Excerpts from an interface dataset
..............................

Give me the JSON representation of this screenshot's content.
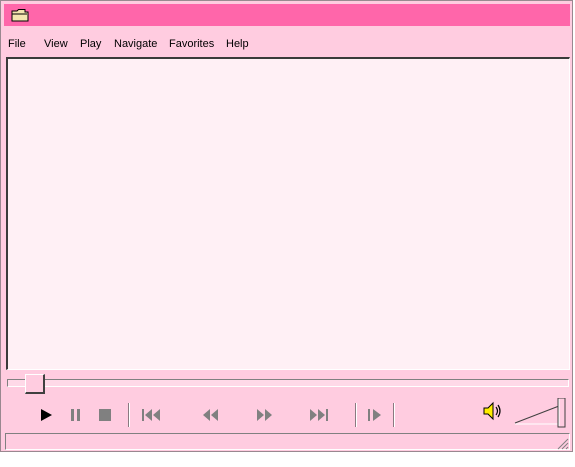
{
  "window": {
    "title": "",
    "colors": {
      "title_bar": "#ff66aa",
      "body": "#ffcce0",
      "video_area": "#fff0f5"
    }
  },
  "menu": {
    "items": [
      {
        "label": "File"
      },
      {
        "label": "View"
      },
      {
        "label": "Play"
      },
      {
        "label": "Navigate"
      },
      {
        "label": "Favorites"
      },
      {
        "label": "Help"
      }
    ]
  },
  "seek": {
    "position_fraction": 0.03
  },
  "controls": {
    "buttons": [
      {
        "icon": "play-icon"
      },
      {
        "icon": "pause-icon"
      },
      {
        "icon": "stop-icon"
      },
      {
        "icon": "skip-back-icon"
      },
      {
        "icon": "rewind-icon"
      },
      {
        "icon": "fast-forward-icon"
      },
      {
        "icon": "skip-forward-icon"
      },
      {
        "icon": "frame-step-icon"
      }
    ]
  },
  "volume": {
    "icon": "speaker-icon",
    "level_fraction": 1.0
  },
  "status": {
    "text": ""
  }
}
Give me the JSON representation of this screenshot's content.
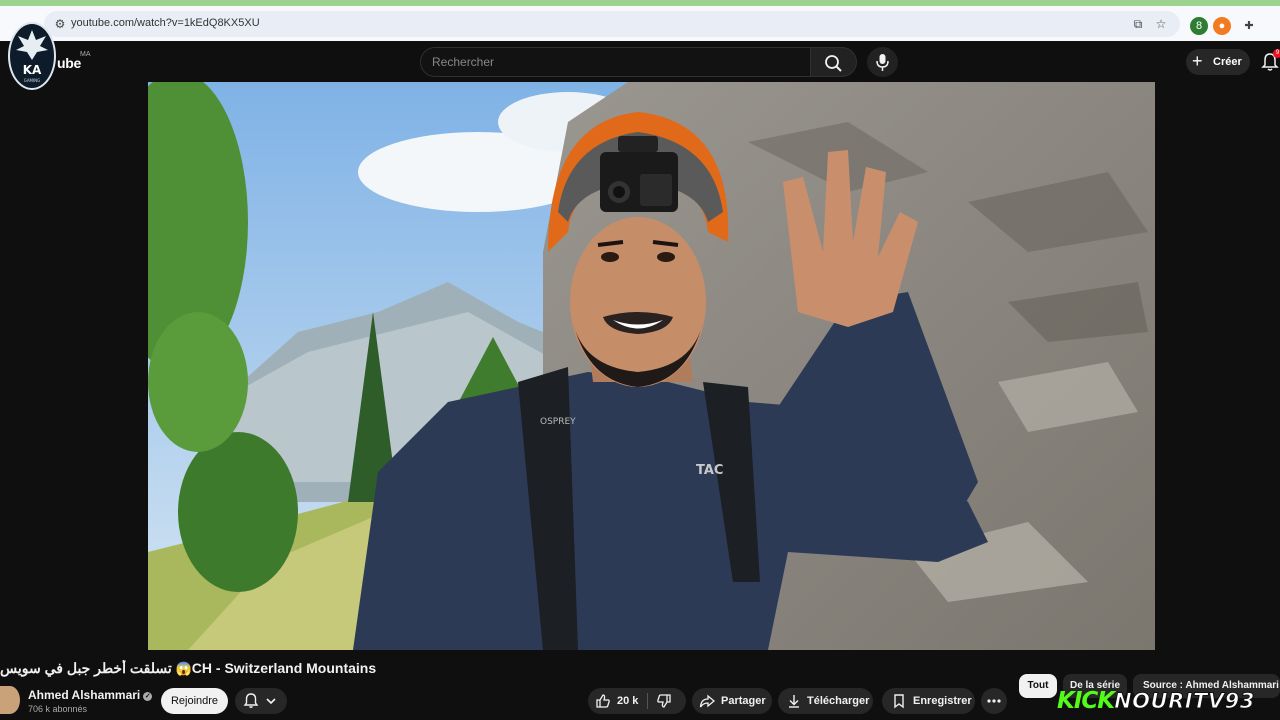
{
  "browser": {
    "url": "youtube.com/watch?v=1kEdQ8KX5XU",
    "extension_badge": "8"
  },
  "header": {
    "brand": "ube",
    "region": "MA",
    "logo_letters": "KA",
    "logo_subtext": "GAMING",
    "search_placeholder": "Rechercher",
    "create_label": "Créer",
    "notification_count": "9"
  },
  "video": {
    "title_arabic": "تسلقت أخطر جبل في سويس",
    "title_emoji": "😱",
    "title_suffix": "CH - Switzerland Mountains",
    "overlay_text_helmet": "OSPREY",
    "overlay_text_shirt": "TAC"
  },
  "channel": {
    "name": "Ahmed Alshammari",
    "subscribers": "706 k abonnés",
    "join_label": "Rejoindre"
  },
  "actions": {
    "likes": "20 k",
    "share_label": "Partager",
    "download_label": "Télécharger",
    "save_label": "Enregistrer"
  },
  "chips": {
    "all": "Tout",
    "series": "De la série",
    "source": "Source : Ahmed Alshammari"
  },
  "streamer_overlay": {
    "kick": "KICK",
    "handle": "NOURITV93"
  },
  "colors": {
    "background": "#0f0f0f",
    "kick_green": "#53fc18",
    "chrome_accent": "#9ed38f"
  }
}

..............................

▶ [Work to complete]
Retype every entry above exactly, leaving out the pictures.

▶ [Written solution]
Give me the JSON representation of this screenshot's content.
{
  "window": {
    "title": "",
    "colors": {
      "title_bar": "#ff66aa",
      "body": "#ffcce0",
      "video_area": "#fff0f5"
    }
  },
  "menu": {
    "items": [
      {
        "label": "File"
      },
      {
        "label": "View"
      },
      {
        "label": "Play"
      },
      {
        "label": "Navigate"
      },
      {
        "label": "Favorites"
      },
      {
        "label": "Help"
      }
    ]
  },
  "seek": {
    "position_fraction": 0.03
  },
  "controls": {
    "buttons": [
      {
        "icon": "play-icon"
      },
      {
        "icon": "pause-icon"
      },
      {
        "icon": "stop-icon"
      },
      {
        "icon": "skip-back-icon"
      },
      {
        "icon": "rewind-icon"
      },
      {
        "icon": "fast-forward-icon"
      },
      {
        "icon": "skip-forward-icon"
      },
      {
        "icon": "frame-step-icon"
      }
    ]
  },
  "volume": {
    "icon": "speaker-icon",
    "level_fraction": 1.0
  },
  "status": {
    "text": ""
  }
}
Give me the JSON representation of this screenshot's content.
{
  "browser": {
    "url": "youtube.com/watch?v=1kEdQ8KX5XU",
    "extension_badge": "8"
  },
  "header": {
    "brand": "ube",
    "region": "MA",
    "logo_letters": "KA",
    "logo_subtext": "GAMING",
    "search_placeholder": "Rechercher",
    "create_label": "Créer",
    "notification_count": "9"
  },
  "video": {
    "title_arabic": "تسلقت أخطر جبل في سويس",
    "title_emoji": "😱",
    "title_suffix": "CH - Switzerland Mountains",
    "overlay_text_helmet": "OSPREY",
    "overlay_text_shirt": "TAC"
  },
  "channel": {
    "name": "Ahmed Alshammari",
    "subscribers": "706 k abonnés",
    "join_label": "Rejoindre"
  },
  "actions": {
    "likes": "20 k",
    "share_label": "Partager",
    "download_label": "Télécharger",
    "save_label": "Enregistrer"
  },
  "chips": {
    "all": "Tout",
    "series": "De la série",
    "source": "Source : Ahmed Alshammari"
  },
  "streamer_overlay": {
    "kick": "KICK",
    "handle": "NOURITV93"
  },
  "colors": {
    "background": "#0f0f0f",
    "kick_green": "#53fc18",
    "chrome_accent": "#9ed38f"
  }
}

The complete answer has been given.